If someone recognizes that they have an unhealthy level of self-absorption, steps that may help include:

  • Seeking counseling or therapy – This provides tools for developing greater self-awareness, empathy and coping skills.
  • Volunteering and community service – Helping others fosters compassion and purpose beyond the self.
  • Making amends – Apologizing and making right past wrongs can help repair damaged relationships.
  • Encouraging honesty – Asking others for honest feedback signals willingness to improve.
  • Practicing gratitude – Appreciating all one has helps counter a sense of entitlement.
  • Expanding perspective – Putting oneself in others’ shoes helps increase understanding.

With consistent effort and willingness to change, even very self-centered individuals can become more balanced and thoughtful. But progress takes time and ongoing commitment.

When Self-Focus Becomes Problematic

Most individuals display some situational self-centeredness depending on circumstances. Focusing on our own needs is an important component of self-care. But in some cases, extreme egoism can signify underlying mental health issues:
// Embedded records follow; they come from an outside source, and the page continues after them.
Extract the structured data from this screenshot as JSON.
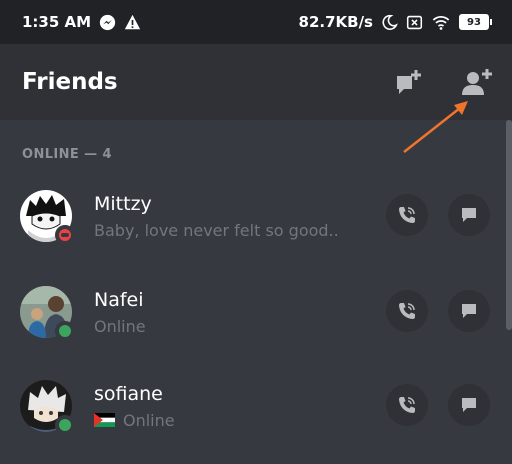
{
  "status_bar": {
    "time": "1:35 AM",
    "net_speed": "82.7KB/s",
    "battery": "93"
  },
  "header": {
    "title": "Friends"
  },
  "section": {
    "label": "ONLINE — 4"
  },
  "friends": [
    {
      "name": "Mittzy",
      "status_text": "Baby, love never felt so good..",
      "presence": "dnd"
    },
    {
      "name": "Nafei",
      "status_text": "Online",
      "presence": "online"
    },
    {
      "name": "sofiane",
      "status_text": "Online",
      "presence": "online",
      "flag": "palestine-flag"
    }
  ],
  "colors": {
    "background": "#36393f",
    "header_bg": "#2f3136",
    "status_bar_bg": "#202225",
    "online": "#3ba55d",
    "dnd": "#ed4245",
    "annotation_arrow": "#f0752b"
  }
}
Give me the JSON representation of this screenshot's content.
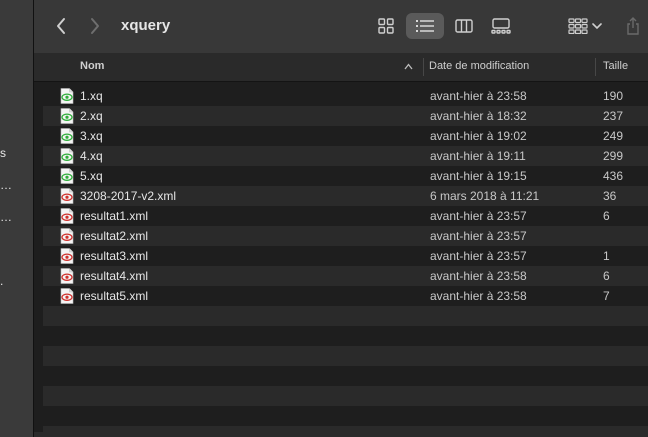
{
  "sidebar": {
    "fragments": [
      {
        "text": "s"
      },
      {
        "text": "…"
      },
      {
        "text": "…"
      },
      {
        "text": "."
      }
    ]
  },
  "toolbar": {
    "title": "xquery",
    "buttons": [
      {
        "name": "back-button",
        "icon": "chevron-left-icon"
      },
      {
        "name": "forward-button",
        "icon": "chevron-right-icon"
      },
      {
        "name": "view-icons-button",
        "icon": "grid-icon"
      },
      {
        "name": "view-list-button",
        "icon": "list-icon",
        "active": true
      },
      {
        "name": "view-columns-button",
        "icon": "columns-icon"
      },
      {
        "name": "view-gallery-button",
        "icon": "gallery-icon"
      },
      {
        "name": "group-button",
        "icon": "group-grid-icon"
      },
      {
        "name": "share-button",
        "icon": "share-icon"
      }
    ]
  },
  "header": {
    "name": "Nom",
    "date": "Date de modification",
    "size": "Taille"
  },
  "files": [
    {
      "name": "1.xq",
      "date": "avant-hier à 23:58",
      "size": "190",
      "kind": "xq"
    },
    {
      "name": "2.xq",
      "date": "avant-hier à 18:32",
      "size": "237",
      "kind": "xq"
    },
    {
      "name": "3.xq",
      "date": "avant-hier à 19:02",
      "size": "249",
      "kind": "xq"
    },
    {
      "name": "4.xq",
      "date": "avant-hier à 19:11",
      "size": "299",
      "kind": "xq"
    },
    {
      "name": "5.xq",
      "date": "avant-hier à 19:15",
      "size": "436",
      "kind": "xq"
    },
    {
      "name": "3208-2017-v2.xml",
      "date": "6 mars 2018 à 11:21",
      "size": "36",
      "kind": "xml"
    },
    {
      "name": "resultat1.xml",
      "date": "avant-hier à 23:57",
      "size": "6",
      "kind": "xml"
    },
    {
      "name": "resultat2.xml",
      "date": "avant-hier à 23:57",
      "size": "",
      "kind": "xml"
    },
    {
      "name": "resultat3.xml",
      "date": "avant-hier à 23:57",
      "size": "1",
      "kind": "xml"
    },
    {
      "name": "resultat4.xml",
      "date": "avant-hier à 23:58",
      "size": "6",
      "kind": "xml"
    },
    {
      "name": "resultat5.xml",
      "date": "avant-hier à 23:58",
      "size": "7",
      "kind": "xml"
    }
  ],
  "colors": {
    "xq_accent": "#2fae3a",
    "xml_accent": "#d0312d"
  }
}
Level of Self-Focus Potential Psychological Issue
Occasional self-focus related to grief, stress, life changes, etc. Within normal range
Frequent self-centered behavior; lack of care for how actions impact others Narcissistic Personality Disorder
Extreme inability to empathize with others’ perspectives or feelings Antisocial Personality Disorder
Distorted, grandiose view of oneself along with need for excessive admiration Narcissistic Personality Disorder
Willingness to exploit or manipulate others for personal gain Antisocial Personality Disorder

When self-absorption is pervasive across contexts and persists over time causing interpersonal issues, seeking evaluation by a psychologist may be prudent. With professional help, ingrained thought and behavior patterns contributing to extreme egoism can improve.


Self-centeredness exists on a spectrum from healthy self-interest to narcissism and egoism that impair relationships and wellbeing. Though often used interchangeably, the many terms like egotist, narcissist, and egocentric have nuances in meaning. Causes of extreme self-focus range from childhood experiences to biology and trauma. While modest self-centeredness is normal, pervasive self-absorption can signal mental health issues warranting professional attention. With self-awareness, willingness to change and commitment to understanding others’ perspectives, even highly self-focused individuals can become more balanced.